Here is the listing. Report each line in it that contains the string "VIỆT".

[Data section — start]

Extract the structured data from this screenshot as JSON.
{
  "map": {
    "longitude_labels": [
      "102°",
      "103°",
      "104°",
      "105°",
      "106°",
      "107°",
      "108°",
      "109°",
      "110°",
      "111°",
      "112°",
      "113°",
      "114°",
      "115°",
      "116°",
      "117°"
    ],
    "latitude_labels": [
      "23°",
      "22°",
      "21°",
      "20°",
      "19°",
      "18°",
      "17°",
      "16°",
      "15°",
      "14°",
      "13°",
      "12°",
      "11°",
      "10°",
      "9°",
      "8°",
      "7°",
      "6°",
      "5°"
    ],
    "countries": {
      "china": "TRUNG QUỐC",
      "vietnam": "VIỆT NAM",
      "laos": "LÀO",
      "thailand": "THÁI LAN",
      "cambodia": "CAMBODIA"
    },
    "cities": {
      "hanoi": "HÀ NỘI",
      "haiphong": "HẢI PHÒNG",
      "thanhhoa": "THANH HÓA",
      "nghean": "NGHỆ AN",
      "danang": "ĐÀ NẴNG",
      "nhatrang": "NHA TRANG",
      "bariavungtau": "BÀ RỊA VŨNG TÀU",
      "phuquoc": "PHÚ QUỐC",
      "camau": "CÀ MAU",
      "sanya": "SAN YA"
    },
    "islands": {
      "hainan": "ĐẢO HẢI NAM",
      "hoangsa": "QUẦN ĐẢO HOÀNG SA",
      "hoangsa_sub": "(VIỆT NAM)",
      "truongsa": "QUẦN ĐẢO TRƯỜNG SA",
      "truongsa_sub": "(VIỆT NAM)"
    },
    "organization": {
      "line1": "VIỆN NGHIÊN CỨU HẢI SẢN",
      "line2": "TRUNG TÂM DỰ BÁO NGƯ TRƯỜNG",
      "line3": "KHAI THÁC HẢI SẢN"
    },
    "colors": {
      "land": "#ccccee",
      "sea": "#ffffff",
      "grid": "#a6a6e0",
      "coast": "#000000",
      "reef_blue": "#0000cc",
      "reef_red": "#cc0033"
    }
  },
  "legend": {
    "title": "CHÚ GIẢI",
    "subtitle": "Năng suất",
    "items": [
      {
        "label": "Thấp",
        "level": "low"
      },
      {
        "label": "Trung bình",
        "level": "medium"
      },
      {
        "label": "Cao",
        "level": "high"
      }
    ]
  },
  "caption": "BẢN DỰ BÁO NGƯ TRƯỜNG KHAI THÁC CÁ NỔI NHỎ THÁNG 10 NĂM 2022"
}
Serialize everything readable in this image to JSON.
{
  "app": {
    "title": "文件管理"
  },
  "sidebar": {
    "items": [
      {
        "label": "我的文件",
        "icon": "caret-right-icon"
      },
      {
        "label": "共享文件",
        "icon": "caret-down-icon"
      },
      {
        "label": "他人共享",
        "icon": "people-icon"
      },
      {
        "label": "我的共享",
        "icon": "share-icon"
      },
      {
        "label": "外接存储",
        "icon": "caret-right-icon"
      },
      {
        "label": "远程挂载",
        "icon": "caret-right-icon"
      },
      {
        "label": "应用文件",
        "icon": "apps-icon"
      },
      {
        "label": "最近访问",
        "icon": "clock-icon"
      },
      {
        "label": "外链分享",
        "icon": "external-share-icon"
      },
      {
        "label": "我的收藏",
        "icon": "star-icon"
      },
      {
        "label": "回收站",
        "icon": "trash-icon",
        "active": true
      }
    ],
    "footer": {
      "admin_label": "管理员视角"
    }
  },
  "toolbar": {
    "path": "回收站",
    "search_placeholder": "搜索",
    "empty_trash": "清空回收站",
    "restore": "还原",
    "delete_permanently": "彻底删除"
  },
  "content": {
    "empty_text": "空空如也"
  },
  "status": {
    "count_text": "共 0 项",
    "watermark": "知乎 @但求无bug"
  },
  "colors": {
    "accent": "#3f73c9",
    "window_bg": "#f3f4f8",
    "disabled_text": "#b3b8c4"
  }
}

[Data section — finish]

— Reply to the exercise —
      "vietnam": "VIỆT NAM",
      "hoangsa_sub": "(VIỆT NAM)",
      "truongsa_sub": "(VIỆT NAM)"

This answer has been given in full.